- a new differential licensing system as opposed to the current unified licensing system that does not segregate infrastructure, network, and service layers, except for limited unbundling of the infrastructure layer; consequently, forcing licensees to establish and maintain the network, provide services to customers, and manage traffic, all at the same time,
- sharing of infrastructure between participants to lower the cost of investments in the lead up to introduction of 5G, which could include inter alia providing public wi-fi services,
- forming a common regulatory framework for OTT service providers and TSPs to nurture the burgeoning relationship between the two in the interest of innovation and competition, and
- establishing an effective regulatory mechanism for upholding data privacy under the envisaged bills for protection of personal and non-personal data.
As things stand, specially in the post Covid-19 era, the dependency on this sector for businesses, personal connectivity, education, and entertainment has increased. As such, while CCI has highlighted certain competition risks pertaining to the new trends that have emerged within the Sector, it is imperative that it proceeds with restraint to avoid over-regulating a sector which relies so heavily on innovation to maintain strong competition between its three major operators.

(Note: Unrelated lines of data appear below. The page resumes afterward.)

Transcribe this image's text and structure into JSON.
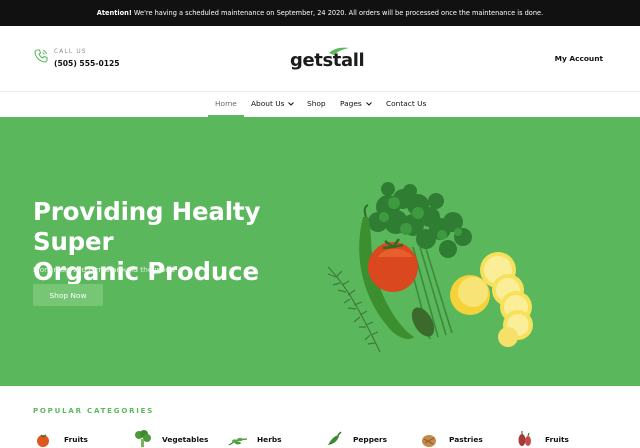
{
  "announcement": {
    "label": "Atention!",
    "message": "We're having a scheduled maintenance on September, 24 2020. All orders will be processed once the maintenance is done."
  },
  "header": {
    "call_label": "CALL US",
    "call_number": "(505) 555-0125",
    "logo_text": "getstall",
    "account_label": "My Account"
  },
  "nav": {
    "items": [
      {
        "label": "Home",
        "active": true
      },
      {
        "label": "About Us",
        "dropdown": true
      },
      {
        "label": "Shop"
      },
      {
        "label": "Pages",
        "dropdown": true
      },
      {
        "label": "Contact Us"
      }
    ]
  },
  "hero": {
    "title_line1": "Providing Healty Super",
    "title_line2": "Organic Produce",
    "subtitle": "From reserved farms around the world",
    "button_label": "Shop Now"
  },
  "categories": {
    "heading": "POPULAR CATEGORIES",
    "items": [
      {
        "label": "Fruits",
        "icon": "tomato-icon"
      },
      {
        "label": "Vegetables",
        "icon": "broccoli-icon"
      },
      {
        "label": "Herbs",
        "icon": "herb-icon"
      },
      {
        "label": "Peppers",
        "icon": "pepper-icon"
      },
      {
        "label": "Pastries",
        "icon": "pastry-icon"
      },
      {
        "label": "Fruits",
        "icon": "berries-icon"
      }
    ]
  },
  "colors": {
    "accent": "#5cb85c",
    "hero_bg": "#5bb75b",
    "topbar_bg": "#111111"
  }
}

Recent investments in Jio and the rights issued by Airtel and VIL, reflect long-term intent, which is a positive signal for the sector which is already gearing up for the next chapter with the launch of 5G technology in the near future.
[The authors are Joint Partner and Associate, respectively, in Competition law team at Lakshmikumaran & Sridharan Attorneys, New Delhi]